If you are involved in regular exercise, be aware that your normal nourishment intake is reduced. Exercise may weaken you. If you get light headed, stop exercising.
Final Post Op Notes
Sutures (stitches) are placed in the area of surgery to minimize post-operative bleeding and to help healing. Sometimes sutures become dislodged. If this happens, there is no cause for alarm. Just remove the suture form your mouth and discard it. The sutures will be removed approximately one week after surgery. The removal of sutures requires no anesthesia or needles. It takes only a minute or so, and there is no discomfort associated with this procedure. So it’s really nothing to worry about.
The pain and swelling should subside more and more each day following surgery. If your post-operative pain or swelling worsens or unusual symptoms occur call the office for instructions.

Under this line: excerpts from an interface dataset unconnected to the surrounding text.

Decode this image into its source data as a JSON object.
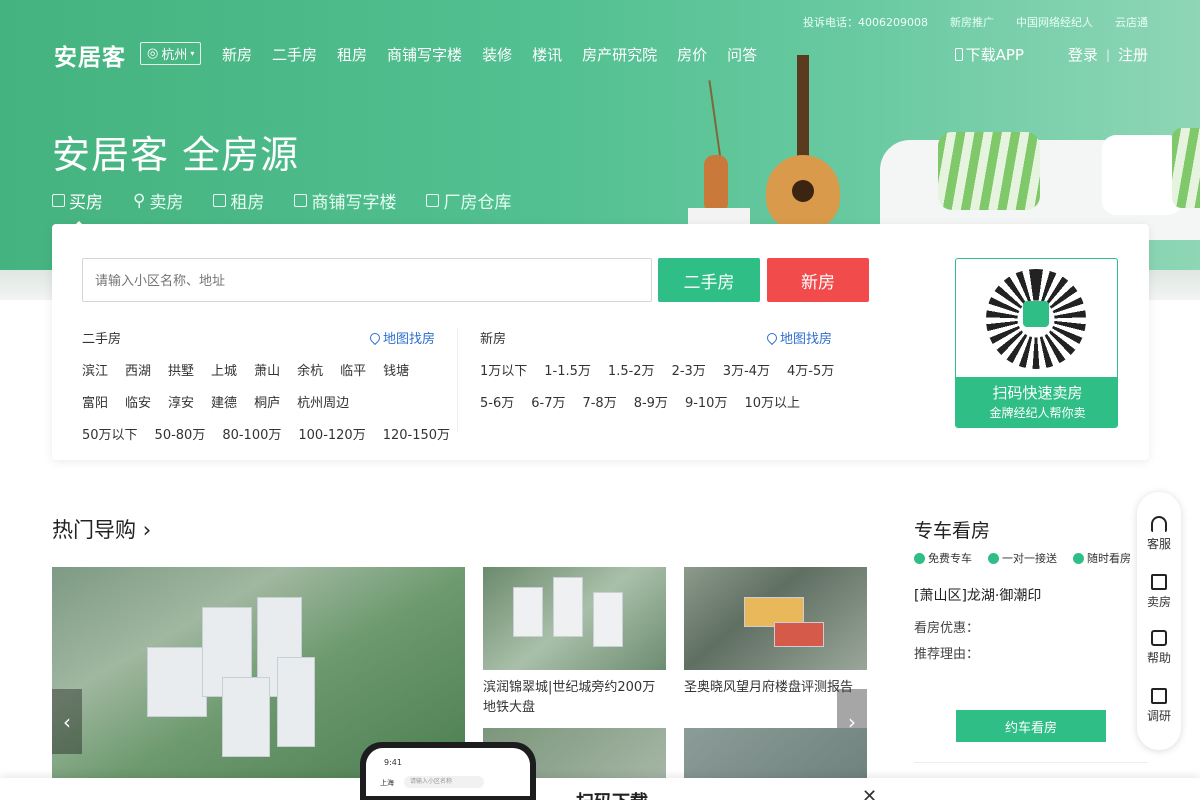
{
  "topbar": {
    "items": [
      "投诉电话：4006209008",
      "新房推广",
      "中国网络经纪人",
      "云店通"
    ]
  },
  "header": {
    "logo": "安居客",
    "city": "杭州",
    "nav": [
      "新房",
      "二手房",
      "租房",
      "商铺写字楼",
      "装修",
      "楼讯",
      "房产研究院",
      "房价",
      "问答"
    ],
    "download": "下载APP",
    "login": "登录",
    "separator": "|",
    "register": "注册"
  },
  "hero": {
    "slogan": "安居客 全房源",
    "tabs": [
      "买房",
      "卖房",
      "租房",
      "商铺写字楼",
      "厂房仓库"
    ]
  },
  "search": {
    "placeholder": "请输入小区名称、地址",
    "btn_secondhand": "二手房",
    "btn_new": "新房"
  },
  "secondhand": {
    "title": "二手房",
    "map_link": "地图找房",
    "districts_row1": [
      "滨江",
      "西湖",
      "拱墅",
      "上城",
      "萧山",
      "余杭",
      "临平",
      "钱塘"
    ],
    "districts_row2": [
      "富阳",
      "临安",
      "淳安",
      "建德",
      "桐庐",
      "杭州周边"
    ],
    "prices": [
      "50万以下",
      "50-80万",
      "80-100万",
      "100-120万",
      "120-150万"
    ]
  },
  "newhouse": {
    "title": "新房",
    "map_link": "地图找房",
    "prices_row1": [
      "1万以下",
      "1-1.5万",
      "1.5-2万",
      "2-3万",
      "3万-4万",
      "4万-5万"
    ],
    "prices_row2": [
      "5-6万",
      "6-7万",
      "7-8万",
      "8-9万",
      "9-10万",
      "10万以上"
    ]
  },
  "qr": {
    "label": "安居客",
    "title": "扫码快速卖房",
    "subtitle": "金牌经纪人帮你卖"
  },
  "hot": {
    "title": "热门导购",
    "arrow": "›",
    "prev": "‹",
    "next": "›",
    "captions": [
      "滨润锦翠城|世纪城旁约200万地铁大盘",
      "圣奥晓风望月府楼盘评测报告"
    ]
  },
  "car": {
    "title": "专车看房",
    "tags": [
      "免费专车",
      "一对一接送",
      "随时看房"
    ],
    "project": "[萧山区]龙湖·御潮印",
    "line1": "看房优惠：",
    "line2": "推荐理由：",
    "button": "约车看房"
  },
  "float": {
    "items": [
      "客服",
      "卖房",
      "帮助",
      "调研"
    ]
  },
  "banner": {
    "phone_time": "9:41",
    "phone_city": "上海",
    "phone_search": "请输入小区名称",
    "text": "扫码下载",
    "close": "✕"
  }
}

There will be a cavity where the tooth was removed. The cavity will gradually fill in with the new tissue over the next month. In the meantime, the area should be kept clean with saltwater rinses or a toothbrush, especially after meals.
No two mouths are alike. Your case is individual. Do not accept well-intended advice from friends. Discuss your problem with the persons best able to effectively help you: Dr. Greco or your family dentist.